Trade tensions and tariff threats have garnered plenty of headlines in 2019. The breakneck pace at which such threats are issued and rescinded is enough to give anyone whiplash. While it’s become business as usual for those keeping up with the news, the repercussions to consumers could run deep if some of the threats become reality, according to Cars.com.
For now, these trade tensions have had minimal effect on Cars.com’s American-Made Index, an analysis that determines which cars are the most American by examining assembly location, parts sourcing, factory employment relative to sales, engine sourcing and transmission sourcing. Cars.com analyzed more than 100 U.S.-built vehicles for this year’s index, which marks its 14th year.
For the second year in a row, the Jeep Cherokee, which is built in Belvidere, Illinois, topped the American-Made Index. While Jeep is an American brand with a rich history, it’s also owned by Italy’s Fiat Chrysler Automobiles.
Japanese automaker Honda nabbed the next three spots with its Odyssey minivan in second place, the Ridgeline pickup truck in third and the all-new Passport SUV taking fourth. These three vehicles are built in Lincoln, Alabama, and the Passport’s addition to Honda’s lineup and to this index—as well as other Honda and Acura vehicles built in the U.S.—helped the automaker to dominate the 2019 American-Made Index.
The first U.S.-based automaker, GM, ranks No. 5 on the index with the Chevrolet Corvette, built in Bowling Green, Kentucky. For the first time, Cars.com has expanded the index to 15 models.
The 2019 American-Made Index differs greatly from people’s perception of which cars are built in the U.S. Cars.com surveyed more than 1,000 motorists in June, and respondents think the following cars are the most American:

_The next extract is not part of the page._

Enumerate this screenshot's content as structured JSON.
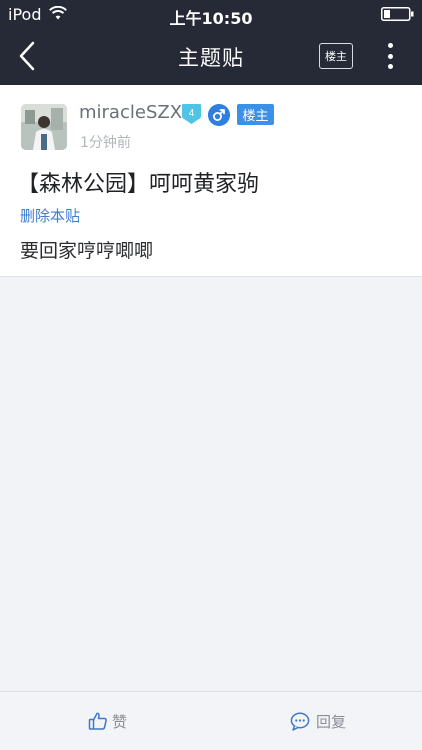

Roughly two-thirds of respondents indicated they want to buy a car that contributes substantially to the U.S. economy, but the survey results show a generational divide on the issue. Sixty-one percent of Millennial and older Gen Z respondents—those age 18-34—said it matters at least somewhat that the car they buy contributes substantially to the economy. That sentiment is significantly stronger with older generations, as 71 percent of respondents age 35-54 and 66 percent of respondents age 55 and older indicated the same desire.
Automakers build passenger vehicles in 14 U.S. states. A Cars.com analysis of Q1 2019 production data from Automotive News shows that Michigan leads the pack in terms of share:
Chart provided by Cars.com.
Whether an assembly plant is owned by an automaker based in the U.S. or one based abroad, there’s no doubt of the auto industry’s impact on the U.S. economy.
The American-Made Index looks beyond a brand’s origins to consider the larger impact of vehicles built here in the U.S. regardless of which automaker builds them.